Jonathan Wild was a particularly nasty piece of work, working on both sides of the law in early 18th-century London. He was responsible for sending many fellow criminals to the gallows until eventually he overreached himself and suffered the same fate.
He was born in Wolverhampton in 1683 and worked there as a bottle maker. In 1707 he deserted his wife and went to London where he was soon imprisoned for debt for four years. This proved to be a useful introduction to the capital’s underworld. When released, he opened a brothel with his mistress, whom he had met in prison. One of his activities was to act as a prostitute’s associate who picked the client’s pockets while the latter’s attention was otherwise engaged.
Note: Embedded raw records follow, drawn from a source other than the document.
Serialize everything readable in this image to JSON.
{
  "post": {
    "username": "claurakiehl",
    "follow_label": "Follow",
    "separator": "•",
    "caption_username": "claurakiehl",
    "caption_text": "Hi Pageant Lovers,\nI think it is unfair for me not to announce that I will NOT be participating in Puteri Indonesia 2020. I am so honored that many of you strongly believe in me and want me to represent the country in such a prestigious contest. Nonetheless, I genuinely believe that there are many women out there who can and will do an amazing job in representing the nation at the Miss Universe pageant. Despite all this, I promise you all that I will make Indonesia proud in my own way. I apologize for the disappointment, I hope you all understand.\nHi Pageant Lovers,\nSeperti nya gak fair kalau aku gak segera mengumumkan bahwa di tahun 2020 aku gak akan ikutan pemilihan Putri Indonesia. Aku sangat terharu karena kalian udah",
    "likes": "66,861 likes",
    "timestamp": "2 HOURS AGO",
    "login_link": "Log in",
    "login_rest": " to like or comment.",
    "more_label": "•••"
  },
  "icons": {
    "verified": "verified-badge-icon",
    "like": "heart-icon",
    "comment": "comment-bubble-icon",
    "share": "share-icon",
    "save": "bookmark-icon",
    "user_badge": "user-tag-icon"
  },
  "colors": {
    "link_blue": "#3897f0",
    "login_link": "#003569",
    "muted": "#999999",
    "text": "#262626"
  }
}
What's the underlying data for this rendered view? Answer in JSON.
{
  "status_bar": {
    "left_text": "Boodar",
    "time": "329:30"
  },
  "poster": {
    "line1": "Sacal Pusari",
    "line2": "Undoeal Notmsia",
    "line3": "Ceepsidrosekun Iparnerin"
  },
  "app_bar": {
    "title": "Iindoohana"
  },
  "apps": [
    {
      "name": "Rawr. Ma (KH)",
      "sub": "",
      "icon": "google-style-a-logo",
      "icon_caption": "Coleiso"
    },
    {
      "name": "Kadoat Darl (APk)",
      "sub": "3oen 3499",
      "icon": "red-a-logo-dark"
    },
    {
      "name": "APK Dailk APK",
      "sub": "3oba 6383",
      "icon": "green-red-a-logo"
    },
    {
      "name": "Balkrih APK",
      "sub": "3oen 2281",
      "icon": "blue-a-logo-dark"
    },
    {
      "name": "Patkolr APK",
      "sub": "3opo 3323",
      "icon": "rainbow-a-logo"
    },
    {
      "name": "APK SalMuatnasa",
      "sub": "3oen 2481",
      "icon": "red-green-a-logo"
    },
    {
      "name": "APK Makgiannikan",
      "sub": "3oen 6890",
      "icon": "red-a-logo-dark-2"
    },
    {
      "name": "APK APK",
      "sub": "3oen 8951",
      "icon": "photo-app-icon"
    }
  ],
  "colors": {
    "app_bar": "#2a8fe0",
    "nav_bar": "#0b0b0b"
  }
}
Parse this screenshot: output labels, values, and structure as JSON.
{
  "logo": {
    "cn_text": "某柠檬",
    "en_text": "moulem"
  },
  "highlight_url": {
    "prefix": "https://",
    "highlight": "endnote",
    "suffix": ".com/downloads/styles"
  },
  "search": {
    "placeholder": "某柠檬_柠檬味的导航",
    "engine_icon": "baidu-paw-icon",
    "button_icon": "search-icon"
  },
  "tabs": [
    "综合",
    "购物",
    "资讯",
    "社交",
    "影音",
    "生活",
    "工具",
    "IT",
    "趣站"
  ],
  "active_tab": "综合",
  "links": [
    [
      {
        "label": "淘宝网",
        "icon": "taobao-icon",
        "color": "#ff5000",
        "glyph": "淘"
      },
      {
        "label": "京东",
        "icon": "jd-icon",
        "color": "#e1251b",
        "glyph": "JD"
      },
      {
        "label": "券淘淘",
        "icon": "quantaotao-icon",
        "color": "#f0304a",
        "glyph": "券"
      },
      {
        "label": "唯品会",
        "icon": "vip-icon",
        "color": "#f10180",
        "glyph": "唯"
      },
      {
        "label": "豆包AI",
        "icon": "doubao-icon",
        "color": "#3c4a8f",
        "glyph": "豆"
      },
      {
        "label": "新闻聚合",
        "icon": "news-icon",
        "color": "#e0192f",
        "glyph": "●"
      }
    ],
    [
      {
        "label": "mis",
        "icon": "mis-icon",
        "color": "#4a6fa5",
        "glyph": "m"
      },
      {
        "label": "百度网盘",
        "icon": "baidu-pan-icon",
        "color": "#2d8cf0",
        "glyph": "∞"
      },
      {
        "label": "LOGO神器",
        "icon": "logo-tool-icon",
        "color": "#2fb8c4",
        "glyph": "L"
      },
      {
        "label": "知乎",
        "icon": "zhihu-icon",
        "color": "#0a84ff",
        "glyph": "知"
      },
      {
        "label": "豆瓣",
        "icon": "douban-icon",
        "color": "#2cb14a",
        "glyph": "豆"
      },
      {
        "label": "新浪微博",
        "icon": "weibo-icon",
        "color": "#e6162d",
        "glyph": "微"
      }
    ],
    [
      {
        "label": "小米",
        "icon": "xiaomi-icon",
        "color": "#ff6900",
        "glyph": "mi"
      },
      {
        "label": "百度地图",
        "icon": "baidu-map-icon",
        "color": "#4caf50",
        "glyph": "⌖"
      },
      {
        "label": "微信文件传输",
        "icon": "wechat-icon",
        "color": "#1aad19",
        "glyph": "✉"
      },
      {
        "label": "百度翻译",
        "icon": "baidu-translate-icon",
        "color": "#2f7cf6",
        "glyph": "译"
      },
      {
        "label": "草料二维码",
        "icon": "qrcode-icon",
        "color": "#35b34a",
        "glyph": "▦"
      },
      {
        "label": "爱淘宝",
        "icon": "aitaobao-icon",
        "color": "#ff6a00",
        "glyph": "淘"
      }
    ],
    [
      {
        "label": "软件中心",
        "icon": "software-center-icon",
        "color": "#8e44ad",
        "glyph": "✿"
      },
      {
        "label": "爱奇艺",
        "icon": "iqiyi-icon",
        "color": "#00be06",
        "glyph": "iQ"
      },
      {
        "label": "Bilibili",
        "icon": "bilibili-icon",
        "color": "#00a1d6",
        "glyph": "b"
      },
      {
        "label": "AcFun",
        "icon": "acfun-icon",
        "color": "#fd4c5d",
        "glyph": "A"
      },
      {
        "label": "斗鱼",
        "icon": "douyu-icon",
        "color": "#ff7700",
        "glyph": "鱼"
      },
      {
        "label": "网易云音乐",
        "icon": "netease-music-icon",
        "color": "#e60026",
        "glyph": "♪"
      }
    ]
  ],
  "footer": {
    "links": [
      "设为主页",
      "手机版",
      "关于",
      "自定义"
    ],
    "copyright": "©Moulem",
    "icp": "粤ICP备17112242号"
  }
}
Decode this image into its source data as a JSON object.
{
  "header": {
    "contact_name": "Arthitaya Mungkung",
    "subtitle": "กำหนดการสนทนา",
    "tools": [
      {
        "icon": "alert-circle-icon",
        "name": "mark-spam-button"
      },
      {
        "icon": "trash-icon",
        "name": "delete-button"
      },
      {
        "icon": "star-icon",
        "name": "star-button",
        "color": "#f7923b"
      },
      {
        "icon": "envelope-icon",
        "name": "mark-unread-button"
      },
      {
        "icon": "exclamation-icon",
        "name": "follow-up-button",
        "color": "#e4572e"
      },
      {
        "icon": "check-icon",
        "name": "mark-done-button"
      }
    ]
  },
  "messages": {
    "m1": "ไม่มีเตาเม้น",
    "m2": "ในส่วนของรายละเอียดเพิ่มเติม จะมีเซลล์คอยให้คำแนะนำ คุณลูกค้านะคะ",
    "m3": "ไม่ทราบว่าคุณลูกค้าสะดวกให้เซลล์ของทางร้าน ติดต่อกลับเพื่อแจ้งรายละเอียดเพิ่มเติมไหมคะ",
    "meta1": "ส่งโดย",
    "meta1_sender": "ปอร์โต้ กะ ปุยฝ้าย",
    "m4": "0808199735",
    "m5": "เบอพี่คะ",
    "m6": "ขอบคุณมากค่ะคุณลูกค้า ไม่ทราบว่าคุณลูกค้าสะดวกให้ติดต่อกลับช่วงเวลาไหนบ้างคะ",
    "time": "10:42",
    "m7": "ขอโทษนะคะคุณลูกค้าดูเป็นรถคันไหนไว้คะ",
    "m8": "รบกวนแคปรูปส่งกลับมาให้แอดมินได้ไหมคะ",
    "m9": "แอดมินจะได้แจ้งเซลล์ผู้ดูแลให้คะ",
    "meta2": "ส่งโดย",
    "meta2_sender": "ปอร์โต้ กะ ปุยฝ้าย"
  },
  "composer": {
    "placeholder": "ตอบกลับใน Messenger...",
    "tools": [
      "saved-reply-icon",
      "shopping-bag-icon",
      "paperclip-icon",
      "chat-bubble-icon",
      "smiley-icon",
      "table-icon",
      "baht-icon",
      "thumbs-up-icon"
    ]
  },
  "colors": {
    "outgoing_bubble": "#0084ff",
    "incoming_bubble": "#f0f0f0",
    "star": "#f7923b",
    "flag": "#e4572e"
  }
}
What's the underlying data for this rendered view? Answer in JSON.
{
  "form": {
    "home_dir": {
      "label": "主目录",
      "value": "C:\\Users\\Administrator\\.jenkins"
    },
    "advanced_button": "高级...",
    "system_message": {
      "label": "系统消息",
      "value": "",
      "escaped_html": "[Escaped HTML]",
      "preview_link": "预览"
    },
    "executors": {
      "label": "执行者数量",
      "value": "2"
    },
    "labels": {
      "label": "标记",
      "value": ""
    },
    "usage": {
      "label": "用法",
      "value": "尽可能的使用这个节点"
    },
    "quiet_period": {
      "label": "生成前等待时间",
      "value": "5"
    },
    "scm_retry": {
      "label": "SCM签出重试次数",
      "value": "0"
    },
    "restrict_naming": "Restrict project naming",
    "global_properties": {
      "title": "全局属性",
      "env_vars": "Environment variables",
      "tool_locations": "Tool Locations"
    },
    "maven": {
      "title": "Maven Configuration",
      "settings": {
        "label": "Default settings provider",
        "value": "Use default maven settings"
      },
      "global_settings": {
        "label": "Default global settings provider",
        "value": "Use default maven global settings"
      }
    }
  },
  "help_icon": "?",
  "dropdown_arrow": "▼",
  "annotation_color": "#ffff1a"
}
For ten years, from 1714 to 1724, he controlled London’s criminals by playing them off one against the one, and against the authorities, in a complicated web of intrigue and influence. He acted as a thief-taker and also as a receiver. He pursued thieves with great tenacity, earning large sums of money under the Parliamentary reward system. However, there was more money to be made by acting as their receiver while continuing to inform on them to the officers at Newgate.
Wild organised the thieves into gangs which he controlled, planning their crimes and then disposing of the proceeds in a highly original way. Instead of fencing the stolen goods, he set up a lost-property office and sold the recovered items back to their original owners who, it seemed, were prepared to pay more for the return of the goods than he would have been able to get from professional receivers.
He instructed his gangs to discover the identities of those they were about to rob so that he could, after a suitable interval, notify the victims that their possessions had been ‘recovered’. He paid his thieves poorly, but kept their loyalty by arranging rigged trials when they were caught and by exacting swift revenge if they double-crossed him.
In 1720 the government was naïve enough to consult him about the rising crime rate. Wild told them that they should increase the rewards for capturing criminals – one of his own sources of profit.
It could not last – Wild’s activities had made him too many enemies. A new Act of Parliament was passed that closed the legal loophole on which Wild had theretofore depended. He was finally charged with receiving ten guineas as a reward for helping a lady to recover some stolen lace, a theft that he himself had organised. The law that brought him low was informally known thereafter as Jonathan Wild’s Act. In his defence he pleaded that he had brought 67 criminals to the gallows.
On the night before his execution, in 1725, he attempted suicide by drinking laudanum but did not succeed. He was therefore in very poor health when he reached the gallows at Tyburn. The executioner was prepared to allow him time to recover his senses but the enraged crowd demanded that the sentence be carried out with no further delay, and this was duly done.